Post-traumatic stress disorder, or PTSD, has received a lot of media attention for its prevalence among soldiers returning from overseas. But PTSD can also be a problem for people who experience extremely stressful workplace situations here at home. This is especially true for first responders who deal with violent or traumatic situations, but can also apply to someone who witnesses a bad work accident. Because the symptoms of PTSD can make working difficult or impossible, it can qualify someone for disability benefits. If the event that triggered PTSD happened at work, the sufferer may also qualify for workers’ compensation benefits.
Nevada’s stress injury statute
NRS 616C.180 governs workers’ compensation for injury or disease caused by stress, including PTSD. There are two important features of this statute. First, it explicitly exempts from coverage any condition “caused by any gradual mental stimulus.” This precludes workers’ comp claims for certain types of anxiety-related conditions. Second, the statute defines when a stress-related claim is compensable. To qualify for benefits, the condition must meet these factors:
- The employee has a mental injury caused by extreme stress in time of danger.
- The primary cause of the injury was an event that arose out of and during the course of employment.
- The stress was not caused by a layoff, termination, or any disciplinary action.
The most important feature of this statute is the requirement that the stress must arise from a distinct event. A gradual accumulation of stress will not be compensable. In McGrath v. State Dep’t of Pub. Safety, 123 Nev. 120 (2007), the Nevada Supreme Court interpreted the statute to require claimants “to identify a discrete, identifiable, traumatic occurrence that gave rise to stress.”

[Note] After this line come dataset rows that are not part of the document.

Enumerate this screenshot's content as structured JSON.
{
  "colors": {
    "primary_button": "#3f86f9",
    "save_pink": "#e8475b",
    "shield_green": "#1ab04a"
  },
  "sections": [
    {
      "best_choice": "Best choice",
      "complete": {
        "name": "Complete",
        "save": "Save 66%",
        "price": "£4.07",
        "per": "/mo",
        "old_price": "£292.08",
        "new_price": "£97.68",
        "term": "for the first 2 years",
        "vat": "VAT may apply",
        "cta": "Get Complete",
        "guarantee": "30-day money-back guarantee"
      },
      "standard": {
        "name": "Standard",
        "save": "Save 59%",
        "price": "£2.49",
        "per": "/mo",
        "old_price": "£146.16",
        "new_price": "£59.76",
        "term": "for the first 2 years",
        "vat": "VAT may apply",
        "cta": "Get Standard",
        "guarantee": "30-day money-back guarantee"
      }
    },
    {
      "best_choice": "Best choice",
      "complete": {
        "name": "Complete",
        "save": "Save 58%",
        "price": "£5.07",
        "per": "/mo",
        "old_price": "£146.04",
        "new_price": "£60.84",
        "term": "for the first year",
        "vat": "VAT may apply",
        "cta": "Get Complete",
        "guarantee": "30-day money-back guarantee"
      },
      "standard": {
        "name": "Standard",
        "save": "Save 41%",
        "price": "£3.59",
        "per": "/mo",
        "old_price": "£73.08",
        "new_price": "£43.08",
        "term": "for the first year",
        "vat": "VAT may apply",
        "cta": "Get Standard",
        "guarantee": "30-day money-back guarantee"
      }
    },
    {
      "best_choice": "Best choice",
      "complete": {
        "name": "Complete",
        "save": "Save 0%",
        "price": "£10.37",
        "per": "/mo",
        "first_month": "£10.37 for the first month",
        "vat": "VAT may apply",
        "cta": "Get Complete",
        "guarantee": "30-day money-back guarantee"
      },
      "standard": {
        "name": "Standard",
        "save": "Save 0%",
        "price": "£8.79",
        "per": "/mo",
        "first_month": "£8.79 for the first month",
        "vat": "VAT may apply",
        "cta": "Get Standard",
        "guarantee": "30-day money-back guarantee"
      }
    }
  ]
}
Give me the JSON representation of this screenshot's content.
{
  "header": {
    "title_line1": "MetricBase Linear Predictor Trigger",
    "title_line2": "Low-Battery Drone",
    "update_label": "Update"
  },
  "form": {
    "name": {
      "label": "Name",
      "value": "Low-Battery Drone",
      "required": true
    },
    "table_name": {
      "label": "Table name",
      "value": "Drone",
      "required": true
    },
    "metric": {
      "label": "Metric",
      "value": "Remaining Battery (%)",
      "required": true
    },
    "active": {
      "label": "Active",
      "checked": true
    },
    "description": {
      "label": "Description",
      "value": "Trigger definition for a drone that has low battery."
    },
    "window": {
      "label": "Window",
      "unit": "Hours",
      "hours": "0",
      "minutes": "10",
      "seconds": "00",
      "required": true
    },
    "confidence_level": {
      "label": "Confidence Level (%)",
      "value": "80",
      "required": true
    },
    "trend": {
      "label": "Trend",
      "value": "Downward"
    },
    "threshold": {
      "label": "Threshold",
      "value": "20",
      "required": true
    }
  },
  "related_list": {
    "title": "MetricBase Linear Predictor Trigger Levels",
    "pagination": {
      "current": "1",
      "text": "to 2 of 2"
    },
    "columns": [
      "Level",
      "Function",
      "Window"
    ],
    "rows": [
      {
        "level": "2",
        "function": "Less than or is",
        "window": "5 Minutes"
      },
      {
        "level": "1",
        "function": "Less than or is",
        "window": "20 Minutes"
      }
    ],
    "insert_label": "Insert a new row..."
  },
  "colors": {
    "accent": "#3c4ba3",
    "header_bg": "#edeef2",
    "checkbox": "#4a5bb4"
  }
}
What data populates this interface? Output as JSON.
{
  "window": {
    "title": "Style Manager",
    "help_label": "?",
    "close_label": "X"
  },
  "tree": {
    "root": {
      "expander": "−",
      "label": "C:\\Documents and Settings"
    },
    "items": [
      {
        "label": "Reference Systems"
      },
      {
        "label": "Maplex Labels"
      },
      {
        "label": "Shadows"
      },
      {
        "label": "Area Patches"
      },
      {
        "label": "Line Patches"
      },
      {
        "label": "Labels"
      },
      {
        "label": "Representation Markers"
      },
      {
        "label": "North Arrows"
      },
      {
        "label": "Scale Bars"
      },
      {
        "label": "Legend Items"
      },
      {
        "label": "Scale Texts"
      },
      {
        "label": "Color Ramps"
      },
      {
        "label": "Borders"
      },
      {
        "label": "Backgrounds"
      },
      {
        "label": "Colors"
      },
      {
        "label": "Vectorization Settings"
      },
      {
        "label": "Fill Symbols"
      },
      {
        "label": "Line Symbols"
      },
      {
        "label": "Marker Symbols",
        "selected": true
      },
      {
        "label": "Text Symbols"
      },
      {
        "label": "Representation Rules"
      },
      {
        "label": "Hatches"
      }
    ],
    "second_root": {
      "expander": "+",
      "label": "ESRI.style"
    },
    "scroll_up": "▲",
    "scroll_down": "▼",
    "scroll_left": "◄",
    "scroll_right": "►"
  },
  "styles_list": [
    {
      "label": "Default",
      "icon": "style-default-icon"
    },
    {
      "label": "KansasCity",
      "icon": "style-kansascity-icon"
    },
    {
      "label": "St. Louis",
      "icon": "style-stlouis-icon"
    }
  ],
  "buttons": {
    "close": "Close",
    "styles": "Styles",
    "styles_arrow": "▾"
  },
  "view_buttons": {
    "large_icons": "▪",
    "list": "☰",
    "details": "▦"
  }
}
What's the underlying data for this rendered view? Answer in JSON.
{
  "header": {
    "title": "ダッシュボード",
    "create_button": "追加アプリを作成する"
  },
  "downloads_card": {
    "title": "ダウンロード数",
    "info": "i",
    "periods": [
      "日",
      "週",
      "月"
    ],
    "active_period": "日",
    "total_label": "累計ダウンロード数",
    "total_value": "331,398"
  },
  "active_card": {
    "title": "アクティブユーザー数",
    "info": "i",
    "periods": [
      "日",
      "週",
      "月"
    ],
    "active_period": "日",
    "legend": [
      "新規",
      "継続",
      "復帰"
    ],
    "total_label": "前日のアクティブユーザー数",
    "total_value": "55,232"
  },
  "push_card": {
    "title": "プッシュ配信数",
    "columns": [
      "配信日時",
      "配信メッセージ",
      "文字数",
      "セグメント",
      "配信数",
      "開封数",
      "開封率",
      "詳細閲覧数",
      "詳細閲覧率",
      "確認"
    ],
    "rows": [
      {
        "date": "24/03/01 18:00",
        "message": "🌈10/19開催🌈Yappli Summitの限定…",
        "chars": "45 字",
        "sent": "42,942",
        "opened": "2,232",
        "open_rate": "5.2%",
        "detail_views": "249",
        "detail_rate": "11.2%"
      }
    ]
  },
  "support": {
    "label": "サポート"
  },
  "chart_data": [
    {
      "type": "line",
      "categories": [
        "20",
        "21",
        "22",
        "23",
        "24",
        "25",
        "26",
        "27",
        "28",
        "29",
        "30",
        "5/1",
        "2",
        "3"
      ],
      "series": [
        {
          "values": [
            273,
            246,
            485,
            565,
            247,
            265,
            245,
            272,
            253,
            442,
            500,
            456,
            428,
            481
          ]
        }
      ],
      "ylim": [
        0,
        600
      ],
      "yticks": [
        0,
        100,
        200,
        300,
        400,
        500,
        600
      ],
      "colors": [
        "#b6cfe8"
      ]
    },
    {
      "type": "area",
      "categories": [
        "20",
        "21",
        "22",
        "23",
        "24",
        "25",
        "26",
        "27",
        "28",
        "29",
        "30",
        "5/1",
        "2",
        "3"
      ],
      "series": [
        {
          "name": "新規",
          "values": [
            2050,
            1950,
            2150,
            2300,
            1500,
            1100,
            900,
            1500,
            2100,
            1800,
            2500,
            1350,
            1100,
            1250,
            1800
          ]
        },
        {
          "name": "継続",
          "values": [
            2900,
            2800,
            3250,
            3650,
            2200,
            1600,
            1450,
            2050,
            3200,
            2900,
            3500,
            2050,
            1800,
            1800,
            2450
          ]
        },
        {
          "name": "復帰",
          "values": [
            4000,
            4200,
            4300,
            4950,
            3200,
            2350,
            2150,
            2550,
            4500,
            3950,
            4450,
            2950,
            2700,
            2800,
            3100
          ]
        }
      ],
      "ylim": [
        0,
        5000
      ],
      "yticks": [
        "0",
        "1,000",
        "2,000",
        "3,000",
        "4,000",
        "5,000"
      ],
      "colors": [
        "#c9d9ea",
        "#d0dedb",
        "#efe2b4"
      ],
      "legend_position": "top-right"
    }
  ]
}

Like other disease-related workers’ comp claims, proving that the injury “arose out of and during the course of employment” may also be a challenge for PTSD sufferers. For example, if the traumatic event was not itself work-related, an insurer may try to deny the claim. A police officer involved in an on-duty shooting might have little trouble with this element, but it might be less clear for an off-duty officer who witnesses a traumatic traffic accident and offers her assistance.
Late onset further complicates claims
One challenge of PTSD is that it can develop long after the precipitating event. For a worker who begins to experience symptoms long after the event, it can be difficult to meet the statutory requirements for a good compensation claim. In Nevada a work-related illness must be reported to the employer within seven days of being discovered. In the case of PTSD, which can come on gradually, the point when the condition was known may become a major point of dispute. Insurers will deny claims on the basis that they were not reported on time, shifting the burden to the employee to show that he or she provided timely notice only after becoming aware of the connection between the traumatic work-event and PTSD.
Late onset involves other practical problems as well. It may be difficult to trace the PTSD to a specific event. Witnesses to the event also may be difficult to procure.
GGRM is here to support people dealing with PTSD
The attorneys at the law firm of Greenman Goldberg Raby Martinez have handled complicated workers’ compensation cases for over 45 years. We are especially proud of our work with first responders in the Las Vegas area. If you are suffering from work-related PTSD and have questions about how to pursue a workers’ compensation claim, reach out to us for a free attorney consultation. Call us at 702-388-4476, or send us a request through our site.